Excerpts from recent editorials in newspapers in the United States:
Paris, Tenn., Jan. 13, The Paris Post-Intelligencer on gun control struggle a constitutional one:
Didn’t we fight the Civil War over whether federal law prevails over states’ rights?
Now, conservative lawmakers in several states are attempting to organize defiance of certain federal laws, beginning with gun control. Their idea is that if enough states band together, they can overwhelm Uncle Sam’s enforcement power.
A measure introduced last week in the Missouri Legislature seeks to prevent some federal gun control regulations from being enforced. State law enforcement officers who attempt to enforce the federal rules would be subject to civil and criminal penalties.
That body came within one vote of passing a similar measure last year. This year’s proposal, The Associated Press reported, delays the effective date of the rebellious rules to give other states time to join the cause.
Sounding for all the world like a Confederate organizer, one Missouri senator said, “We continue to see the federal government overreach their rightful bounds, and if we can create a situation where we have some unity among states, then I think it puts us in a better position to make that argument.”
Courts have consistently ruled that states do not have the power to nullify federal laws, but that doesn’t keep the restless from trying. ...
Open defiance is not the right path. The proper arena for this struggle is neither Fort Sumter nor the Supreme Court, but Congress. Obviously, many Americans sympathize with the objection to gun control laws, so let their elected representatives sort this out, using the procedure spelled out in the U.S. Constitution.
Phoenix, Jan. 13, Arizona Republic on anti-abortion cycle to begin anew:
After 41 years of court challenges to Roe vs. Wade, American abortion law is becoming a dense thicket of case law that makes tea-leaf reading difficult when jurists decline to explain their decisions.
That is what happened on Monday when the U.S. Supreme Court decided not to hear a case involving an Arizona law limiting when a woman could seek an abortion.
Last May, the 9th U.S. Circuit Court of Appeals overturned a federal judge’s ruling that Arizona’s 2012 law House Bill 2036 was constitutional.
In its decision, the appeals court panel noted that “controlling Supreme Court precedent” forbids states from denying women the right to an abortion “at any point prior to viability.”
Viability — the ability to survive outside the womb — is generally considered to occur at 22 to 24 weeks, not at 20 weeks.
The appeals-court decision affects only Arizona, however. At least nine other states have laws that ban abortions at 20 weeks, and those laws will remain in effect. If that seems confusing, it should.
It may be that Arizona’s law pushed the viability envelope a bit too far. The law is structured so that, in practice, it could affect pregnancies that are only 18 weeks along.
Regardless, we know what the outcome of this non-decision by the high court will be: The process will begin anew.
Advocates who oppose abortion already have declared their intent to bring a new proposal to the Legislature, where it’s likely to pass.

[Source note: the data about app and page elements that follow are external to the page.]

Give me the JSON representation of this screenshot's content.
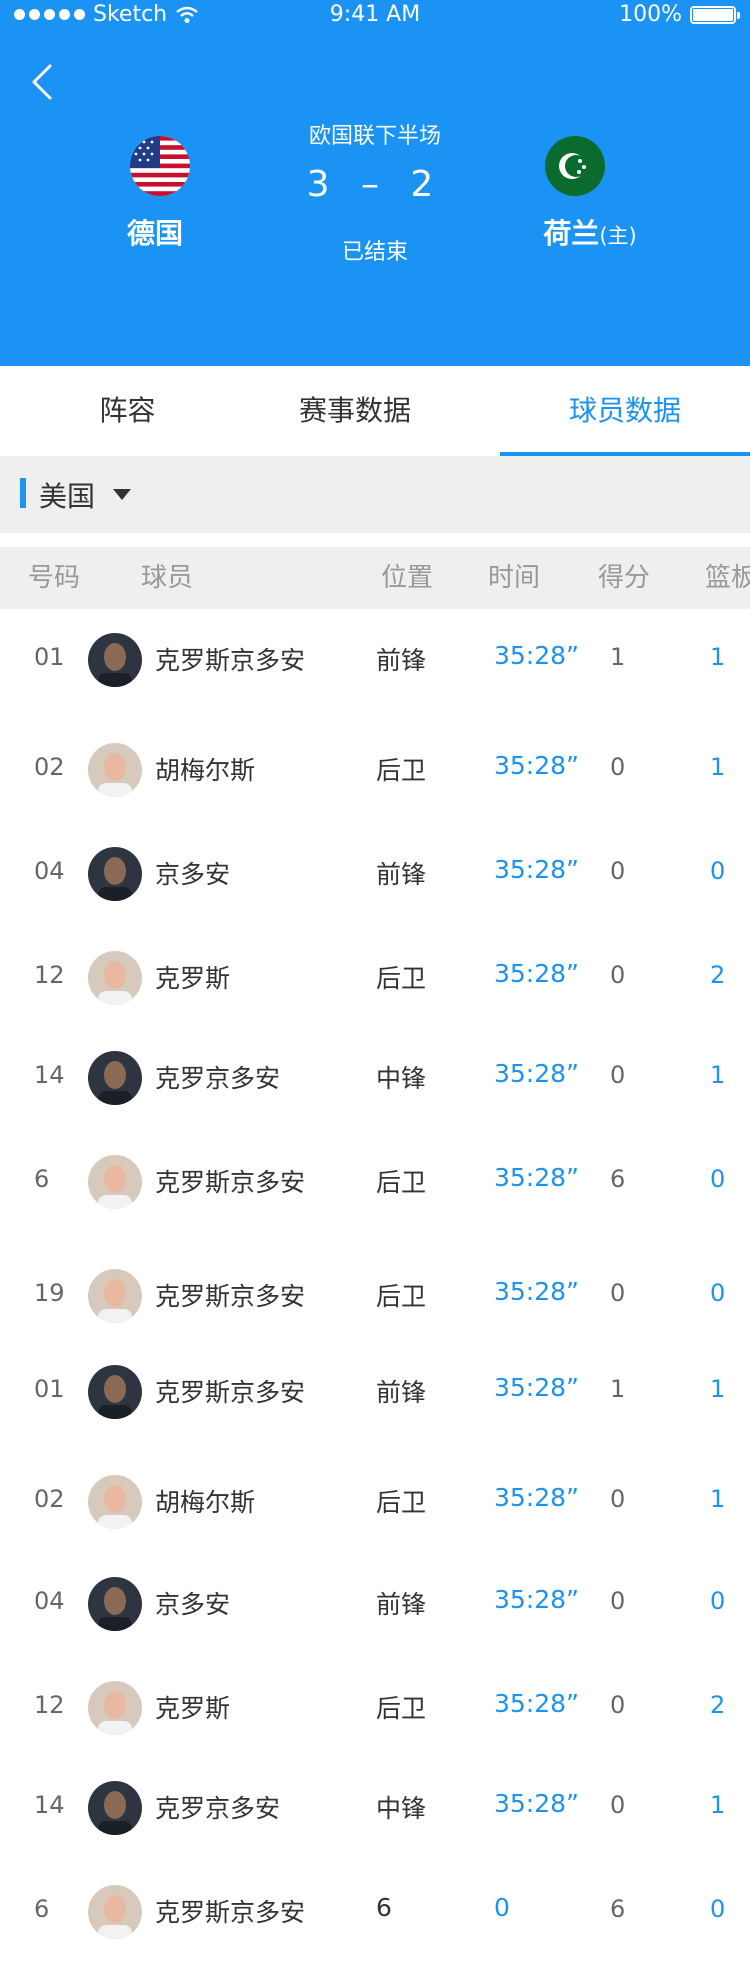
{
  "status_bar": {
    "carrier": "Sketch",
    "time": "9:41 AM",
    "battery": "100%",
    "battery_level": 1.0
  },
  "match": {
    "period": "欧国联下半场",
    "score": "3 – 2",
    "status": "已结束",
    "home": {
      "name": "德国",
      "flag_icon": "us-flag-icon"
    },
    "away": {
      "name": "荷兰",
      "host_tag": "(主)",
      "flag_icon": "crescent-flag-icon"
    }
  },
  "tabs": [
    {
      "label": "阵容",
      "active": false
    },
    {
      "label": "赛事数据",
      "active": false
    },
    {
      "label": "球员数据",
      "active": true
    }
  ],
  "filter": {
    "team_label": "美国"
  },
  "table": {
    "headers": [
      "号码",
      "球员",
      "位置",
      "时间",
      "得分",
      "篮板"
    ],
    "rows": [
      {
        "number": "01",
        "name": "克罗斯京多安",
        "position": "前锋",
        "time": "35:28”",
        "score": "1",
        "extra": "1",
        "avatar": "dark"
      },
      {
        "number": "02",
        "name": "胡梅尔斯",
        "position": "后卫",
        "time": "35:28”",
        "score": "0",
        "extra": "1",
        "avatar": "light"
      },
      {
        "number": "04",
        "name": "京多安",
        "position": "前锋",
        "time": "35:28”",
        "score": "0",
        "extra": "0",
        "avatar": "dark"
      },
      {
        "number": "12",
        "name": "克罗斯",
        "position": "后卫",
        "time": "35:28”",
        "score": "0",
        "extra": "2",
        "avatar": "light"
      },
      {
        "number": "14",
        "name": "克罗京多安",
        "position": "中锋",
        "time": "35:28”",
        "score": "0",
        "extra": "1",
        "avatar": "dark"
      },
      {
        "number": "6",
        "name": "克罗斯京多安",
        "position": "后卫",
        "time": "35:28”",
        "score": "6",
        "extra": "0",
        "avatar": "light"
      },
      {
        "number": "19",
        "name": "克罗斯京多安",
        "position": "后卫",
        "time": "35:28”",
        "score": "0",
        "extra": "0",
        "avatar": "light"
      },
      {
        "number": "01",
        "name": "克罗斯京多安",
        "position": "前锋",
        "time": "35:28”",
        "score": "1",
        "extra": "1",
        "avatar": "dark"
      },
      {
        "number": "02",
        "name": "胡梅尔斯",
        "position": "后卫",
        "time": "35:28”",
        "score": "0",
        "extra": "1",
        "avatar": "light"
      },
      {
        "number": "04",
        "name": "京多安",
        "position": "前锋",
        "time": "35:28”",
        "score": "0",
        "extra": "0",
        "avatar": "dark"
      },
      {
        "number": "12",
        "name": "克罗斯",
        "position": "后卫",
        "time": "35:28”",
        "score": "0",
        "extra": "2",
        "avatar": "light"
      },
      {
        "number": "14",
        "name": "克罗京多安",
        "position": "中锋",
        "time": "35:28”",
        "score": "0",
        "extra": "1",
        "avatar": "dark"
      },
      {
        "number": "6",
        "name": "克罗斯京多安",
        "position": "6",
        "time": "0",
        "score": "6",
        "extra": "0",
        "avatar": "light"
      }
    ]
  },
  "colors": {
    "primary": "#1a93f5",
    "header_bg": "#1a93f5",
    "filter_bg": "#efefef",
    "text_dark": "#333333",
    "text_muted": "#999999"
  }
}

Then, it is off to the courts once again. Lawyers need not fear unemployment.
Dubai, Jan. 13, Khaleej Times on the Cuban thaw:
The emerging thaw in United States-Cuba relations is a welcome development. It is now official that both the countries are engaged in a dialogue process, irrespective of whether it is low-profile or limited to peripheral issues.
Though there are several “ifs” and “buts” in the process, and the bar seems to have been set a little higher for the communist state, the positive thing is that substantial progress has been reported. Migration and human rights issues form the core of the dialogue, with trade and tourism also on the two sides’ wish list.
The area where progress could come to naught is the expectations that Washington has of Havana. The U.S. wants to see a “fundamental change” in the Cuban attitude toward its own people, which sounds rather dictatorial. If memoirs are any testimony, then Cuban President Raul Castro has already given his reaction to such U.S. benchmarks by saying that the island-nation state doesn’t want to change or reform America’s socio-political governance mosaic, and the superpower would also be better advised not to lecture it on such issues.
Edward Lee, the U.S. state department official who has been on an official visit to the island, is, however, optimistic that the negotiations will click. Lee also said that his country is “very open” to building a new relationship with Cuba. Though no details are available on the progress that has been made, it is widely assumed that the Johannesburg handshake between President Barack Obama and Raul Castro is working as the spirit to revamp the tangled relationship. The good thing is that the talks are taking place away from media glare, which gives them an added impetus to succeed.